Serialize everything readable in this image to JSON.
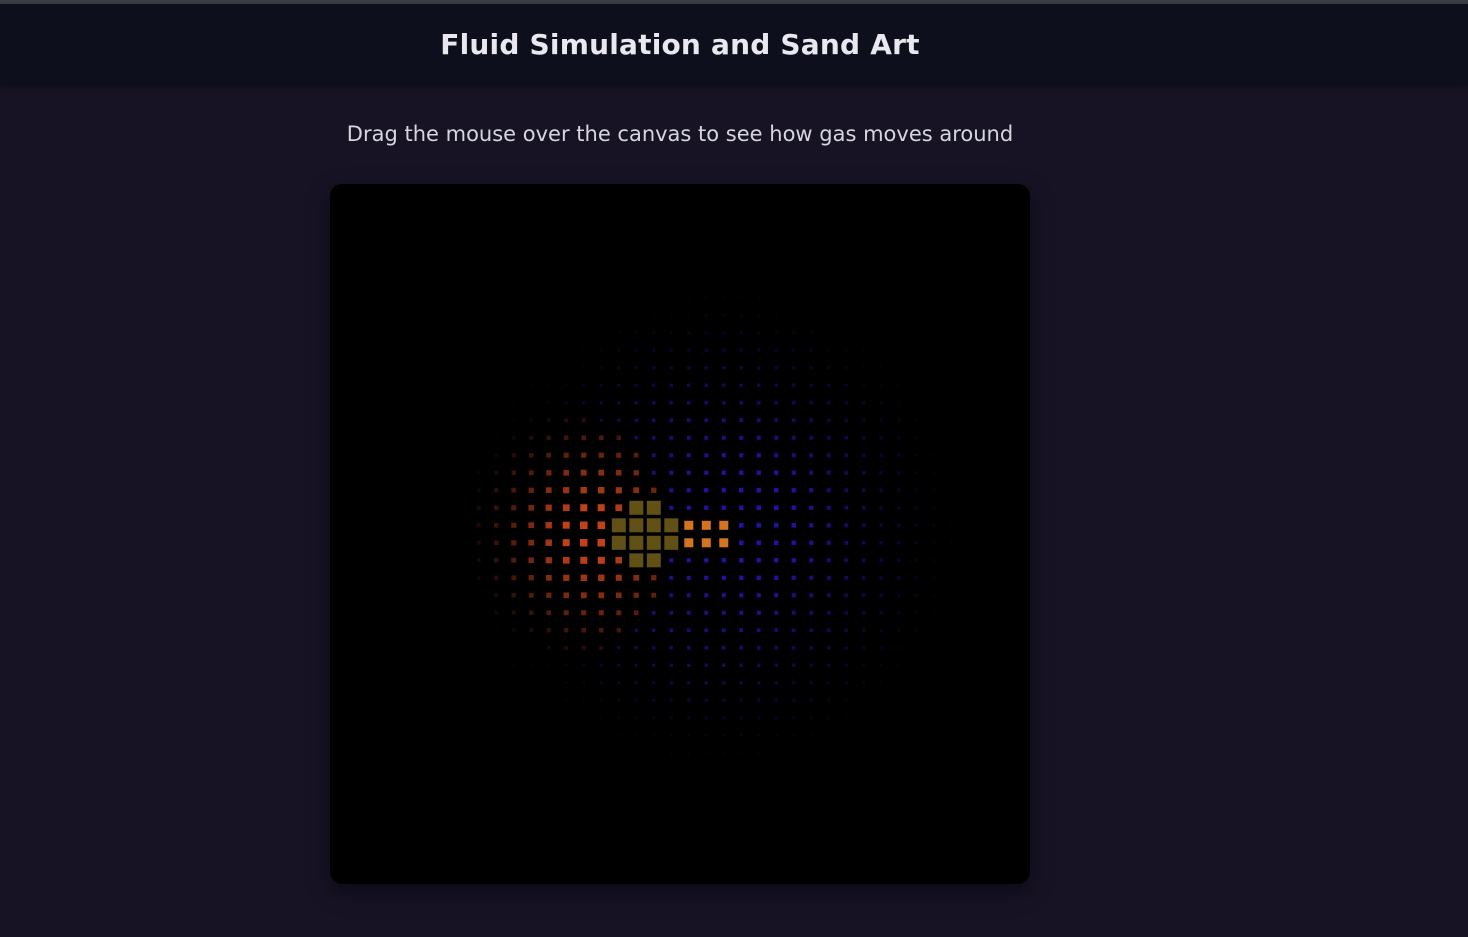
{
  "header": {
    "title": "Fluid Simulation and Sand Art"
  },
  "main": {
    "instructions": "Drag the mouse over the canvas to see how gas moves around"
  },
  "canvas": {
    "background": "#000000",
    "palette": {
      "warm": "#d8481c",
      "hot": "#e07a22",
      "center": "#6b5a18",
      "cool": "#2a1ad8"
    }
  }
}
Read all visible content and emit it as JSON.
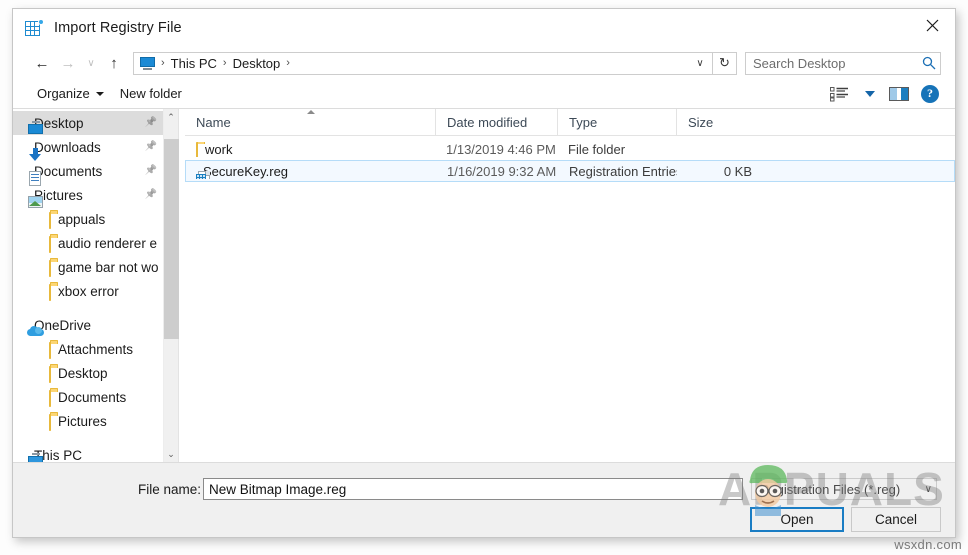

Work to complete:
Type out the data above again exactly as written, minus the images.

Solution to this exercise:
Serialize everything readable in this image to JSON.
{
  "header": {
    "title": "Fluid Simulation and Sand Art"
  },
  "main": {
    "instructions": "Drag the mouse over the canvas to see how gas moves around"
  },
  "canvas": {
    "background": "#000000",
    "palette": {
      "warm": "#d8481c",
      "hot": "#e07a22",
      "center": "#6b5a18",
      "cool": "#2a1ad8"
    }
  }
}
Read all visible content and emit it as JSON.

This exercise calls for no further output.